___ Source material
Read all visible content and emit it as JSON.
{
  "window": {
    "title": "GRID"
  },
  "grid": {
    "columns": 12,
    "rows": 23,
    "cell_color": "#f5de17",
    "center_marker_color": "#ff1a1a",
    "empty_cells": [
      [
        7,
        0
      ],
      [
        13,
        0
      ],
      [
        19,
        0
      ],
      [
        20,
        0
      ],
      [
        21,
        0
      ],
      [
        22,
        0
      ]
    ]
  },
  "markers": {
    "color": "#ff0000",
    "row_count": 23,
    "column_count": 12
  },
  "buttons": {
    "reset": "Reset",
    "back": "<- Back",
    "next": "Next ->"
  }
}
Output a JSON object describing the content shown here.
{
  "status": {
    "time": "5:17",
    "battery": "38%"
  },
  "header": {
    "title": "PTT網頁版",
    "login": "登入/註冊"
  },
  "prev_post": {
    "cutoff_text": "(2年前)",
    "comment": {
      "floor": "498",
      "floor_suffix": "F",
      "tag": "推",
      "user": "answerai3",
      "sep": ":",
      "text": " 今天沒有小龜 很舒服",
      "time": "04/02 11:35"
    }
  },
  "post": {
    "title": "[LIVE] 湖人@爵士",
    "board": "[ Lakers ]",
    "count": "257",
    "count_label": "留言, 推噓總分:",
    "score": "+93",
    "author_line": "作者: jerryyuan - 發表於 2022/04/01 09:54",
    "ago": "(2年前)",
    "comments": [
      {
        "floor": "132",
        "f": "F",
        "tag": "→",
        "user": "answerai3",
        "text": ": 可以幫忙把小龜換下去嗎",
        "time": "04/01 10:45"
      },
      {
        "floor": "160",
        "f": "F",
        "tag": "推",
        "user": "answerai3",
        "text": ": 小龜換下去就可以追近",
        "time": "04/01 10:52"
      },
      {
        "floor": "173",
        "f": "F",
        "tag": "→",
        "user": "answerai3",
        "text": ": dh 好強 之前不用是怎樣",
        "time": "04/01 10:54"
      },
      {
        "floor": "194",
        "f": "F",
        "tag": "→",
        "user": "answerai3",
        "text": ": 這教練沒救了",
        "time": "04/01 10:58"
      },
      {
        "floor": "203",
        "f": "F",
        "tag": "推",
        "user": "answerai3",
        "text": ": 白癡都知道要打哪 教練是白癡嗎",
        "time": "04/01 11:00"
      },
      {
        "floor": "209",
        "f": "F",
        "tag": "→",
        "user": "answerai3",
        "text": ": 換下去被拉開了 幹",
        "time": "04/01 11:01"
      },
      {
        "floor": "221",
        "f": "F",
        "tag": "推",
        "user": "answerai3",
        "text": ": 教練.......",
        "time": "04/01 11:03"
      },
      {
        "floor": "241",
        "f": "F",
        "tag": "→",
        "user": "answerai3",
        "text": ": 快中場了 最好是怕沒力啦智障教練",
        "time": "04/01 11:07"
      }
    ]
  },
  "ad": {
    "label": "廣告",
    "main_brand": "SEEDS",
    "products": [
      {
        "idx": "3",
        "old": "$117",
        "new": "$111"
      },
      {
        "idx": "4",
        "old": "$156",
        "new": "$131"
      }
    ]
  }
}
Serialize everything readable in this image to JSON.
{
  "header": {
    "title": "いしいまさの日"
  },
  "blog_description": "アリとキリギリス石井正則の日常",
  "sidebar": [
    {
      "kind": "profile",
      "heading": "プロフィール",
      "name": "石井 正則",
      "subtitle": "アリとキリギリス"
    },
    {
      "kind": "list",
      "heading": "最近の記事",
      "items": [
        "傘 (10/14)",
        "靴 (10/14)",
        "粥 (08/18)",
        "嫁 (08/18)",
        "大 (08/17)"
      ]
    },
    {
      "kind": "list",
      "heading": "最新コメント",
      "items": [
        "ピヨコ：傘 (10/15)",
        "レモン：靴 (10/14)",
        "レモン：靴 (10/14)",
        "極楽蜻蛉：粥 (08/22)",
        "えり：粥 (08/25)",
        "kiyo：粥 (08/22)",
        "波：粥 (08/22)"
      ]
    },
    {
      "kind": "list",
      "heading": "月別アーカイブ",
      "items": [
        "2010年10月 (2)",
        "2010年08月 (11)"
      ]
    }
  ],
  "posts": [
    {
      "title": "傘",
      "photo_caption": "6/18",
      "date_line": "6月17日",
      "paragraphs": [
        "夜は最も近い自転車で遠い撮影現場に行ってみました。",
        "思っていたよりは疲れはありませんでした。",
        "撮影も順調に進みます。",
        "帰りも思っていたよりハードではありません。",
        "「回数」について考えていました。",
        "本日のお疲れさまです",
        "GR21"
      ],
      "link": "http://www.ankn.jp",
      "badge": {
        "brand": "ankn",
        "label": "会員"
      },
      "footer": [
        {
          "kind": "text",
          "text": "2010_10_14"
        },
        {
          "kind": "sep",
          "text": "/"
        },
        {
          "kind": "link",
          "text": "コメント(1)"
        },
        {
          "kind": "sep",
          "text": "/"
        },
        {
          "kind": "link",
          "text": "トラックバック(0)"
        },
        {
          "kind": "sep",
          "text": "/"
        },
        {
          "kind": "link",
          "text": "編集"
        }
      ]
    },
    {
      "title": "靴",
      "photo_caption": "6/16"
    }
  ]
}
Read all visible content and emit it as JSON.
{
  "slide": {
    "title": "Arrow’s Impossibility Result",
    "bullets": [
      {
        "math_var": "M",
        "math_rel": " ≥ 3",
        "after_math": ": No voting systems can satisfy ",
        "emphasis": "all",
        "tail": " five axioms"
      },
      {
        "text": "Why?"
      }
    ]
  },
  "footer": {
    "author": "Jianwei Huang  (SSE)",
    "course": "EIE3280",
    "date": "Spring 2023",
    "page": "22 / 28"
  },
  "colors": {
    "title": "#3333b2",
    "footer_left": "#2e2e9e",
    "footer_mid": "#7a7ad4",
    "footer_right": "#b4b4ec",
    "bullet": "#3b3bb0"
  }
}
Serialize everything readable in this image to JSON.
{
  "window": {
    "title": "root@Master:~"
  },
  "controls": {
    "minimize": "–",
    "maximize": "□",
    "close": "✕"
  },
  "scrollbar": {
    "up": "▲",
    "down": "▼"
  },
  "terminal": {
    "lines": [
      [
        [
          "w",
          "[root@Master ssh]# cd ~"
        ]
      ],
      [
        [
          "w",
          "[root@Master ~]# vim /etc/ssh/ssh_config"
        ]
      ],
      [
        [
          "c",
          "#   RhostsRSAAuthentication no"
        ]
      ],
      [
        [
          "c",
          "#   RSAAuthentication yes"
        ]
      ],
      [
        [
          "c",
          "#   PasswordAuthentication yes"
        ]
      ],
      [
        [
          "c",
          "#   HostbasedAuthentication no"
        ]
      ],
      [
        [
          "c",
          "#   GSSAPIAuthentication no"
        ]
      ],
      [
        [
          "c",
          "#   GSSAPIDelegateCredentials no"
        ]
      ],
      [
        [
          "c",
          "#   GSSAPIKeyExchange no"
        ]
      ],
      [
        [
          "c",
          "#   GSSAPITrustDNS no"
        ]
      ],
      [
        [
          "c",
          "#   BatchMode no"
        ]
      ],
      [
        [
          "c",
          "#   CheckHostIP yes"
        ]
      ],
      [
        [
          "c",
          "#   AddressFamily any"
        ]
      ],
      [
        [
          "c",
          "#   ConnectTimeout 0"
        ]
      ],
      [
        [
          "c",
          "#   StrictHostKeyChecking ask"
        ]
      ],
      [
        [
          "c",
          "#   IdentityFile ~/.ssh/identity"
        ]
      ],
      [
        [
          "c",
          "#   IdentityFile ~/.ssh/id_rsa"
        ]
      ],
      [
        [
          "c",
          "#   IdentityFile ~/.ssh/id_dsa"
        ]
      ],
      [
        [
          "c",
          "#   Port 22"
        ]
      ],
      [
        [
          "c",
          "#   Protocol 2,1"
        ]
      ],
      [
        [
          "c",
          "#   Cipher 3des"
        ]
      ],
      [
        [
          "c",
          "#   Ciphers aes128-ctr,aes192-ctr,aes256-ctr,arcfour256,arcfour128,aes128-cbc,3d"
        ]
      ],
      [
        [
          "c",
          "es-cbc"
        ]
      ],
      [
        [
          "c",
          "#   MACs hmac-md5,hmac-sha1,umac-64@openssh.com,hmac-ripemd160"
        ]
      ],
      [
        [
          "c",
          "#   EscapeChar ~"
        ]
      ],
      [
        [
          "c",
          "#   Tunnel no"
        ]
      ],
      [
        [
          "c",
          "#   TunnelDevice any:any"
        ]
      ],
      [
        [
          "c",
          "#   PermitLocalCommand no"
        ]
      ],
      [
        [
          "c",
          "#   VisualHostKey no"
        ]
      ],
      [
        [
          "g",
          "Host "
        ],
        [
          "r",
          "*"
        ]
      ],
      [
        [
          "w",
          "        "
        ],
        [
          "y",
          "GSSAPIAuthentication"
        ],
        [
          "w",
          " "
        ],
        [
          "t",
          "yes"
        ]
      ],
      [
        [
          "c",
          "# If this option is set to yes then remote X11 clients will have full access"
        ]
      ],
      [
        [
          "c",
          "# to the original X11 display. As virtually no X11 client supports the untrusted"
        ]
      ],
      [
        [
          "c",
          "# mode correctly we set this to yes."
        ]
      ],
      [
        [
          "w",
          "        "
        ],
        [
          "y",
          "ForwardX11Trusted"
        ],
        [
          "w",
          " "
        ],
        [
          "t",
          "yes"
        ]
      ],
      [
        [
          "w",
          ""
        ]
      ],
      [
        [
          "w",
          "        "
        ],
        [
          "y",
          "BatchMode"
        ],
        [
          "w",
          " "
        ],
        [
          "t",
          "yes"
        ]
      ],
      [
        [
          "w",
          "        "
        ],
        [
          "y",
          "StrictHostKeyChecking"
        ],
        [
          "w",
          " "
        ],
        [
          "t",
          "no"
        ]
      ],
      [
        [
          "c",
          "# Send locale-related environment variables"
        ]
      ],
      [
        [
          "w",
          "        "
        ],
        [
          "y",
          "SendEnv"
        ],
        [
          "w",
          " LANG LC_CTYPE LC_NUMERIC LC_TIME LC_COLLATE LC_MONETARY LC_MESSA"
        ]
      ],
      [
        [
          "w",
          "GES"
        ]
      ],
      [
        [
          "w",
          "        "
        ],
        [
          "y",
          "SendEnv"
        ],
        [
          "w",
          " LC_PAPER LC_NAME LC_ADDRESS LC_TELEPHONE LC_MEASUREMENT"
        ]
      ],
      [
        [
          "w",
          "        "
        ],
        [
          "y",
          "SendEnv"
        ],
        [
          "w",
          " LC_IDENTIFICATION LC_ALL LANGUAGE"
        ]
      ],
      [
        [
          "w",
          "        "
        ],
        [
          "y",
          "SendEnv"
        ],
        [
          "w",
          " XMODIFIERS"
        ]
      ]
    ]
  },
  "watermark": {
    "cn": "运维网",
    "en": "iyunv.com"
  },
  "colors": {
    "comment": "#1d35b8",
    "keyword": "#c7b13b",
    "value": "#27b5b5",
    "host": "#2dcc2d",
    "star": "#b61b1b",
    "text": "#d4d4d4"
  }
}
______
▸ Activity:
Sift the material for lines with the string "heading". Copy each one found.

▸ Response to the exercise:
      "heading": "プロフィール",
      "heading": "最近の記事",
      "heading": "最新コメント",
      "heading": "月別アーカイブ",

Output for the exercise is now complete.